What is being asked —
A single figure is required: the number of lines below that contain "Microsoft".

(Web page and app entries)

■ ■ ■

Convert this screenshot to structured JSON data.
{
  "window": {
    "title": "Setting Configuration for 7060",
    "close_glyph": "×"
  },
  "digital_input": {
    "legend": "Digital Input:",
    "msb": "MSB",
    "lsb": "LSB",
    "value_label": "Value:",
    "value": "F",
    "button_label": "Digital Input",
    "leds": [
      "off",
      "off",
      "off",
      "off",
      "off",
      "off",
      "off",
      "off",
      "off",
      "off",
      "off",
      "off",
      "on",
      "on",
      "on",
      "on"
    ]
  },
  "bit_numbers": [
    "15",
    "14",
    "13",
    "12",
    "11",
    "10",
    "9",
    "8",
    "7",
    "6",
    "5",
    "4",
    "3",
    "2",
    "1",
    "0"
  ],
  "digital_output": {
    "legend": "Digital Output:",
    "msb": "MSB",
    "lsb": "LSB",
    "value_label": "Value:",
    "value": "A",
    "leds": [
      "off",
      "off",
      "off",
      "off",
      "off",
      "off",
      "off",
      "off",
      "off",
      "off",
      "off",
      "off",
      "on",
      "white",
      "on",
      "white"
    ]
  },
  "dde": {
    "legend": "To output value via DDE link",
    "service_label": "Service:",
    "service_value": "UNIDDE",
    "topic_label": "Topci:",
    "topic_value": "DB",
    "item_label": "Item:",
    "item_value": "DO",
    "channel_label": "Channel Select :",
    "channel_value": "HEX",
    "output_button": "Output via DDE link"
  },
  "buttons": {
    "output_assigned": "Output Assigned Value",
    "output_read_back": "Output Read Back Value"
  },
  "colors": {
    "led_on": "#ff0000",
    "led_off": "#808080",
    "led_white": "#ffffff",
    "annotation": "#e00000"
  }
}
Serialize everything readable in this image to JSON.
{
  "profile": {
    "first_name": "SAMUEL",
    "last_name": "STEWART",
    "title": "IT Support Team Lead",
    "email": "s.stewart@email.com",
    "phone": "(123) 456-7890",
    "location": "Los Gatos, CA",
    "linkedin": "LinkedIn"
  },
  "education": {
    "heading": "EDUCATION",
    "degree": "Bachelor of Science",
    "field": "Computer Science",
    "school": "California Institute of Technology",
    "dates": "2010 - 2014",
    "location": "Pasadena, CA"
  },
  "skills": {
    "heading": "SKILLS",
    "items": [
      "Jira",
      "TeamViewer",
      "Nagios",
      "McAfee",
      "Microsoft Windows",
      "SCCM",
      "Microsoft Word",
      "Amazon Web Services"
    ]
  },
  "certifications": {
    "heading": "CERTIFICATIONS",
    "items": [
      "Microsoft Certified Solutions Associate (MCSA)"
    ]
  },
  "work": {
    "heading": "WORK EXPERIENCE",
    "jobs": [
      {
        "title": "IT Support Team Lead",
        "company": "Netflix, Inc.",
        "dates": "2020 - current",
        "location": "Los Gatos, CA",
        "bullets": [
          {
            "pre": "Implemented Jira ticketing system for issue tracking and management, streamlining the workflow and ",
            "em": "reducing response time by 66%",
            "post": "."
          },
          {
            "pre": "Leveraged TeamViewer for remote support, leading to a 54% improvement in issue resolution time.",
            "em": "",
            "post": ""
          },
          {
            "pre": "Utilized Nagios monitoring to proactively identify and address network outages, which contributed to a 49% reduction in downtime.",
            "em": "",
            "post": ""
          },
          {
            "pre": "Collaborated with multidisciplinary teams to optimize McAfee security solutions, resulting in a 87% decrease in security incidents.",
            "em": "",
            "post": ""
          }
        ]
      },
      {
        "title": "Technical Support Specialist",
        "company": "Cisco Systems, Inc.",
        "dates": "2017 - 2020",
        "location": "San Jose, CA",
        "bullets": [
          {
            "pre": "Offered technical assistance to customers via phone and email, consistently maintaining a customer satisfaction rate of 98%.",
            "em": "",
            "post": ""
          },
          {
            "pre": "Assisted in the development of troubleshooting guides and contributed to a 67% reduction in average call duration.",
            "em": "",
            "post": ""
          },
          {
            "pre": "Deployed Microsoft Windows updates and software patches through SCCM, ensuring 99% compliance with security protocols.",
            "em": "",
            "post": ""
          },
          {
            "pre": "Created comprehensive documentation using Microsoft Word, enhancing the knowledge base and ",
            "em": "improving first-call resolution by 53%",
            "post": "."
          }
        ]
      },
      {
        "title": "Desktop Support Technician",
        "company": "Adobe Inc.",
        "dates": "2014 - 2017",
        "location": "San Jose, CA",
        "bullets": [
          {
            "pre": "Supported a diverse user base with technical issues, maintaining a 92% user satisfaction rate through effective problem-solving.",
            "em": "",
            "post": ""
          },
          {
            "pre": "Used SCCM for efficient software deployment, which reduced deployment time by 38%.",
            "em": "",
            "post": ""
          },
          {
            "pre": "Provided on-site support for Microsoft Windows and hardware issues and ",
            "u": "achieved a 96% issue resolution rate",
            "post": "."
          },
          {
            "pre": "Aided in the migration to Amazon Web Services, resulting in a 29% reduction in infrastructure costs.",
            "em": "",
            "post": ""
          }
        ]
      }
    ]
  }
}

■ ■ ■

Result —
6